## [Task objective]
Copy out each line of the material in which the word "PrintHuffManTree" appears.

Given records: Begin

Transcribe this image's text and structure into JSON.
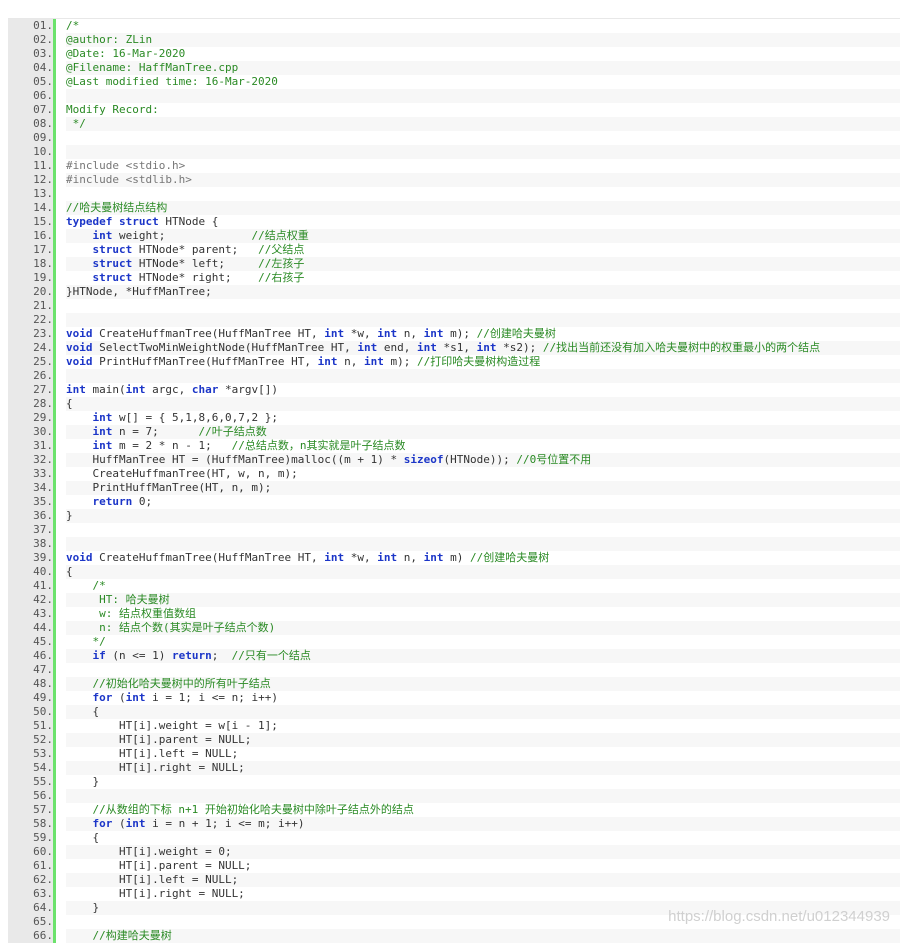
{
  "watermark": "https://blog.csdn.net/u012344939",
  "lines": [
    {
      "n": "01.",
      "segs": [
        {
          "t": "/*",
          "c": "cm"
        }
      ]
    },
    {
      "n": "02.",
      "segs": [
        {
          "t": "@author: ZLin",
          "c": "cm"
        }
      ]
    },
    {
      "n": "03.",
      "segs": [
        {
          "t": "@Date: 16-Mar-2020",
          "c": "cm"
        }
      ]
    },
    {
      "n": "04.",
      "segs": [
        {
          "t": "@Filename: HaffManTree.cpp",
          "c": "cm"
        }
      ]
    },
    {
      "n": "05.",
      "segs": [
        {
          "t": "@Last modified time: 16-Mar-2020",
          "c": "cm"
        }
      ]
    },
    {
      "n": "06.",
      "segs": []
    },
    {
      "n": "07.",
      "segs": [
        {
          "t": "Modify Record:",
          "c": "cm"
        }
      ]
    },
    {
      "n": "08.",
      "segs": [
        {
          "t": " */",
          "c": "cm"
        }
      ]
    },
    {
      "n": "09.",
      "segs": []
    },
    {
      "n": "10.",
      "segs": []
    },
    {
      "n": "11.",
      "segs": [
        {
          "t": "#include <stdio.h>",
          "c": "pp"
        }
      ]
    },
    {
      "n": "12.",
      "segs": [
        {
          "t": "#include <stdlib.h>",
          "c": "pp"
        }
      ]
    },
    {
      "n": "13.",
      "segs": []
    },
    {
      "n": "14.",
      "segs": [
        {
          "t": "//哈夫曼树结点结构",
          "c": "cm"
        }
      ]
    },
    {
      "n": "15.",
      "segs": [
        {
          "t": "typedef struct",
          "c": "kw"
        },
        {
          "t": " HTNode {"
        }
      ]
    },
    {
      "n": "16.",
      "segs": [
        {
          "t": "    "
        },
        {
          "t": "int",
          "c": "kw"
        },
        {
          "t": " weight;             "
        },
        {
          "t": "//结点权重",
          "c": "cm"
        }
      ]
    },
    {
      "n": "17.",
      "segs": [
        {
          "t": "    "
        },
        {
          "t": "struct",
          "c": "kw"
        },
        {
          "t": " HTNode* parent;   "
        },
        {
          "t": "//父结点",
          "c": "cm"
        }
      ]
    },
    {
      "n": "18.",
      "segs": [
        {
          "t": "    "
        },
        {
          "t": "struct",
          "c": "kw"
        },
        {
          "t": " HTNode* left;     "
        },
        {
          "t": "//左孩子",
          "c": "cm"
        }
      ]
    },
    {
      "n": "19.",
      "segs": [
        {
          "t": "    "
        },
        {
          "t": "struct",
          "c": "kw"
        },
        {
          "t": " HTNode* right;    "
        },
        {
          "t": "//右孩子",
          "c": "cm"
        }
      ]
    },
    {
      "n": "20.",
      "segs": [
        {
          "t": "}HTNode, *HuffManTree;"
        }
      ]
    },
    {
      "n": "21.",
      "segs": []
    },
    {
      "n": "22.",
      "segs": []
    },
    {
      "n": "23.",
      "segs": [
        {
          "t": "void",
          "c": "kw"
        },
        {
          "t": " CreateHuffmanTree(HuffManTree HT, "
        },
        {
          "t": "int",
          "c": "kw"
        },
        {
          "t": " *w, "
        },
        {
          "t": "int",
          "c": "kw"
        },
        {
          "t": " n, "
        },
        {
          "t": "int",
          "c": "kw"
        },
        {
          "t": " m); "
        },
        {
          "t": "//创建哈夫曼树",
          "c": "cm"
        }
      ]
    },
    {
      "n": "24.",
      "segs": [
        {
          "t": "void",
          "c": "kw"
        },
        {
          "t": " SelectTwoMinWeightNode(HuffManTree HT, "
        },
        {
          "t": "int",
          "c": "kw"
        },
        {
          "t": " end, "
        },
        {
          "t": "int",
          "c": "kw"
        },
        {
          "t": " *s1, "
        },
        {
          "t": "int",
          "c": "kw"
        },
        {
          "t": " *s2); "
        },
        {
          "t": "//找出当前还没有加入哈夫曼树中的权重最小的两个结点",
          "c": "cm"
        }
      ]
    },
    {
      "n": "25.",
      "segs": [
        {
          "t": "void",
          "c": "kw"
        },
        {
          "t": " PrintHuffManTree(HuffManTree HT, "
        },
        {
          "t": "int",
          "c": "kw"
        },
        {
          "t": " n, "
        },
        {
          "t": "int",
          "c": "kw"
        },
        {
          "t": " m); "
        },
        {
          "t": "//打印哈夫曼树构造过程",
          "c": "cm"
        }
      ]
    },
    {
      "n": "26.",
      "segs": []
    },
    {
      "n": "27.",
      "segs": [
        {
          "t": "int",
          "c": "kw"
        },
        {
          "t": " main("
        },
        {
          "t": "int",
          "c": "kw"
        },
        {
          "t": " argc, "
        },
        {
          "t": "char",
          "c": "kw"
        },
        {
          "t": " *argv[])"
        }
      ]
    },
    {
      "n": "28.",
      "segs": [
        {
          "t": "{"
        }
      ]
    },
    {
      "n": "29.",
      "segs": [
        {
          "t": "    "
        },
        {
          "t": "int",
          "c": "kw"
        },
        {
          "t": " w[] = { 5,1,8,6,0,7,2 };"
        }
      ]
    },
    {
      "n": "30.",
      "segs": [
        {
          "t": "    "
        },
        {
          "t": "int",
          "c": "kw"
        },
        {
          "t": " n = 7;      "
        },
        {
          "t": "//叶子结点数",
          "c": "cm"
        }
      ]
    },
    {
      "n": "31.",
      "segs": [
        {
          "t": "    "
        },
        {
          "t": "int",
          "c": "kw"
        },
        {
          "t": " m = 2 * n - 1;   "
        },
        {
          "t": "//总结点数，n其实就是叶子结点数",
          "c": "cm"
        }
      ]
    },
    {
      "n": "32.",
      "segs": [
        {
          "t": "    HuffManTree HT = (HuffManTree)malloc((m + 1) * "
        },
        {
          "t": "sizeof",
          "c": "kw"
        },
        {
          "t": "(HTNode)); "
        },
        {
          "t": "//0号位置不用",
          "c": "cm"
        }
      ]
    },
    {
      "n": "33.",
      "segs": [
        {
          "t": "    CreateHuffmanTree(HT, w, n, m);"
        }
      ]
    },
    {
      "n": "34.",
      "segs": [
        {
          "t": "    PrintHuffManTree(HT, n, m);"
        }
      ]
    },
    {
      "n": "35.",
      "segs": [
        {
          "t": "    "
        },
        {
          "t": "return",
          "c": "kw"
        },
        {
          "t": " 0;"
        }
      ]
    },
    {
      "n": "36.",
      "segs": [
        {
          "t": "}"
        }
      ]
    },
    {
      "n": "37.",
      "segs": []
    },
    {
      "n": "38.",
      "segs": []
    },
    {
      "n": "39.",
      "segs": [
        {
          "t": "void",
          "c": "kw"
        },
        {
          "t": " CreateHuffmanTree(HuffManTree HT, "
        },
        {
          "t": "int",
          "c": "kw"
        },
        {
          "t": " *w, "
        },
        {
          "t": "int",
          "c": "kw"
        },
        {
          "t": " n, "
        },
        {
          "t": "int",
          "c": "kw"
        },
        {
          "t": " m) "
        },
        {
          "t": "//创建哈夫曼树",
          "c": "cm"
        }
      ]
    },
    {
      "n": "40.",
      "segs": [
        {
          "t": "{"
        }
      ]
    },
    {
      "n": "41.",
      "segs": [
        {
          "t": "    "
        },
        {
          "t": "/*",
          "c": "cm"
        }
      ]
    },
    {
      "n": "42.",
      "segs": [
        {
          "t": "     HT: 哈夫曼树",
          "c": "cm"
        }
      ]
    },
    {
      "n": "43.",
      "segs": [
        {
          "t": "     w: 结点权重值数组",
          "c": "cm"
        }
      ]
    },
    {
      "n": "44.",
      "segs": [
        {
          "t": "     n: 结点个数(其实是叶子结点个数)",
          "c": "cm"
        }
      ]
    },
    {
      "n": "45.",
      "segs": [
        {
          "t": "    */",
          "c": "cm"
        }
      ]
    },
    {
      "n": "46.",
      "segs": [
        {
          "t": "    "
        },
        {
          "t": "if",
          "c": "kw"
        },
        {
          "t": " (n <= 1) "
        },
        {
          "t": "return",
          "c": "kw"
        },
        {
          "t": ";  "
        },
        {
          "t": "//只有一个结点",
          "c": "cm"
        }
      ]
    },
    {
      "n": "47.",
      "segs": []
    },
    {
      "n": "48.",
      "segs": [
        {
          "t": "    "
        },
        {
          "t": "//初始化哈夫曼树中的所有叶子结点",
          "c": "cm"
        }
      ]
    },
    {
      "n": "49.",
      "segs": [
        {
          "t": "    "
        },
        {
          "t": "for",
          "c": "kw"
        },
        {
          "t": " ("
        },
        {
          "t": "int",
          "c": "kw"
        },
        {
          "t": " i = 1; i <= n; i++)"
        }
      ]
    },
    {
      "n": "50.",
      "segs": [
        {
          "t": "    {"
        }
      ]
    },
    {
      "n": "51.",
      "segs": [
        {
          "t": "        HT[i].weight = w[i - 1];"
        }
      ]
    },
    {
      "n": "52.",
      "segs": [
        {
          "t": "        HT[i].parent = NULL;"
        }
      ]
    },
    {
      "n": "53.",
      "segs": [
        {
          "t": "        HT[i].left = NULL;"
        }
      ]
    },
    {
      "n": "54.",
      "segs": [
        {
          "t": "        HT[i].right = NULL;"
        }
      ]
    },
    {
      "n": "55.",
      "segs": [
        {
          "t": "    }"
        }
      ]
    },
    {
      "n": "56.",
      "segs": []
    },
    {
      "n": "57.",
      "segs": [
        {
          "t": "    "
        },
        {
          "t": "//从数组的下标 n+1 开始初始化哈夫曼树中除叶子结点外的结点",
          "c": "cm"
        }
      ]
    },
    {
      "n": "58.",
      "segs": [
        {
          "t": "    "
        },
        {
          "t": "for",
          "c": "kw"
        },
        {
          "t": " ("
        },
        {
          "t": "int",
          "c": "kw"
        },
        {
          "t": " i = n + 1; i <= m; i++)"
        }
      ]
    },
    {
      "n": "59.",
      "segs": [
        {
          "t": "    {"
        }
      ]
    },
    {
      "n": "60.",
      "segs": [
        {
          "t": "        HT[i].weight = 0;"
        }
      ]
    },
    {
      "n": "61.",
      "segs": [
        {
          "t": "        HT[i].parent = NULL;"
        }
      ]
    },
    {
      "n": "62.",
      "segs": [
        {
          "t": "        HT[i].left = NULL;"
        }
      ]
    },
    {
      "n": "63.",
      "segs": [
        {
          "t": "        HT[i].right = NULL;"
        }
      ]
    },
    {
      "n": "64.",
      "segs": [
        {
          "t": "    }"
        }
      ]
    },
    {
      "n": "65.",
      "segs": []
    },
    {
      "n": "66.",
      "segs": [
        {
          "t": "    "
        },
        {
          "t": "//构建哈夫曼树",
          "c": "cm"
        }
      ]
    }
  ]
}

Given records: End

## [Solved problem]
          "t": " PrintHuffManTree(HuffManTree HT, "
          "t": "    PrintHuffManTree(HT, n, m);"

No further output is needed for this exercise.